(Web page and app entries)
§

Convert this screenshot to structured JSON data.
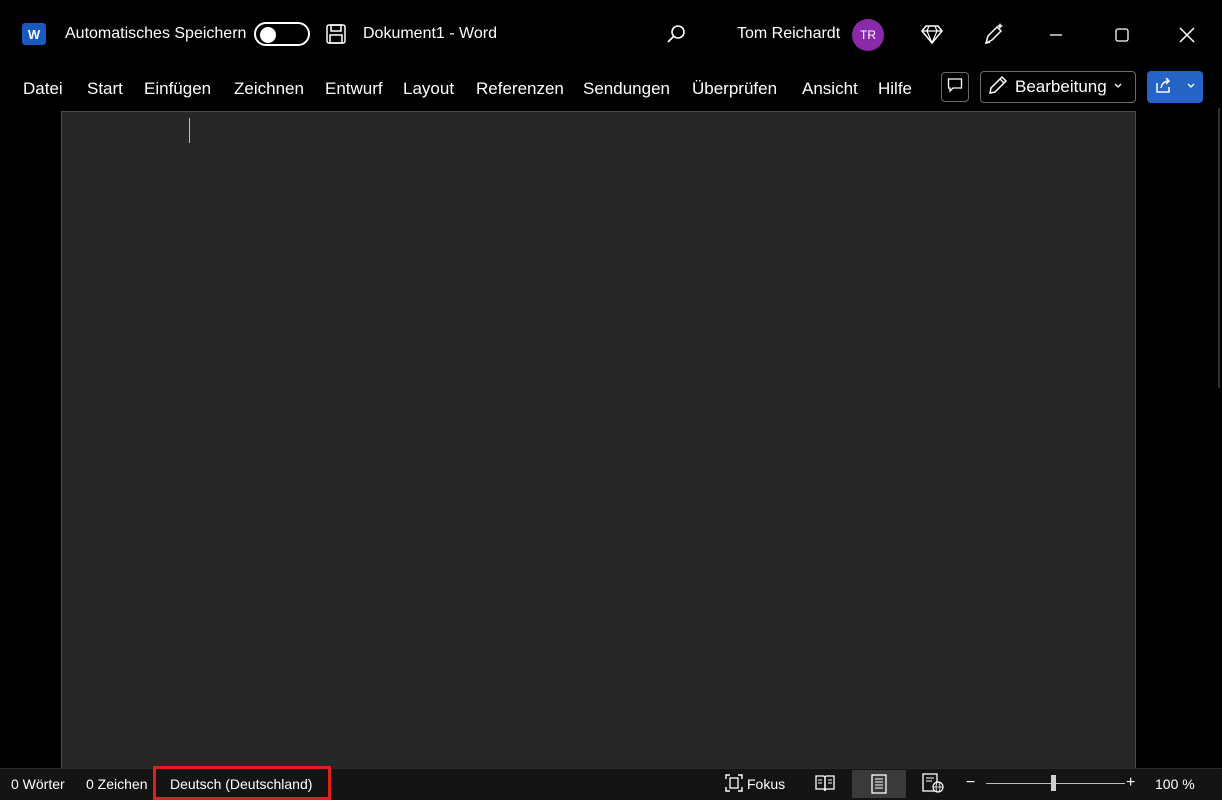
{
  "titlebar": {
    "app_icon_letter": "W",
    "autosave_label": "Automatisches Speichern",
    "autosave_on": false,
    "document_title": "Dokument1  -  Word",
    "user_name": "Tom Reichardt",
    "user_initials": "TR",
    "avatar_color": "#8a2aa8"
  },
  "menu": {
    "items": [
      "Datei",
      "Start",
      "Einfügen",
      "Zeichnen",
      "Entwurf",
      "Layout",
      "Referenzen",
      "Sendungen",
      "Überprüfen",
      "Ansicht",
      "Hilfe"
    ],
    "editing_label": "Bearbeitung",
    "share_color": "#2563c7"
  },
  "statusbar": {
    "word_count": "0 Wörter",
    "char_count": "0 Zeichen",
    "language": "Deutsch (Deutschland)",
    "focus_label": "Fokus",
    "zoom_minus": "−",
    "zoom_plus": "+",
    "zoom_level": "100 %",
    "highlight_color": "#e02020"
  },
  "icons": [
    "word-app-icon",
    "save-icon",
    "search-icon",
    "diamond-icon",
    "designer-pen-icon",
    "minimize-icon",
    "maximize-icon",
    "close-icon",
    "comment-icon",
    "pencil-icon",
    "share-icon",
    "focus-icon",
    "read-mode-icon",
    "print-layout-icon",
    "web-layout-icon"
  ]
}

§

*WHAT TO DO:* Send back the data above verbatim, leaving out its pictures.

*TASK OUTPUT:*
Convert this screenshot to structured JSON data.
{
  "titlebar": {
    "app_icon_letter": "W",
    "autosave_label": "Automatisches Speichern",
    "autosave_on": false,
    "document_title": "Dokument1  -  Word",
    "user_name": "Tom Reichardt",
    "user_initials": "TR",
    "avatar_color": "#8a2aa8"
  },
  "menu": {
    "items": [
      "Datei",
      "Start",
      "Einfügen",
      "Zeichnen",
      "Entwurf",
      "Layout",
      "Referenzen",
      "Sendungen",
      "Überprüfen",
      "Ansicht",
      "Hilfe"
    ],
    "editing_label": "Bearbeitung",
    "share_color": "#2563c7"
  },
  "statusbar": {
    "word_count": "0 Wörter",
    "char_count": "0 Zeichen",
    "language": "Deutsch (Deutschland)",
    "focus_label": "Fokus",
    "zoom_minus": "−",
    "zoom_plus": "+",
    "zoom_level": "100 %",
    "highlight_color": "#e02020"
  },
  "icons": [
    "word-app-icon",
    "save-icon",
    "search-icon",
    "diamond-icon",
    "designer-pen-icon",
    "minimize-icon",
    "maximize-icon",
    "close-icon",
    "comment-icon",
    "pencil-icon",
    "share-icon",
    "focus-icon",
    "read-mode-icon",
    "print-layout-icon",
    "web-layout-icon"
  ]
}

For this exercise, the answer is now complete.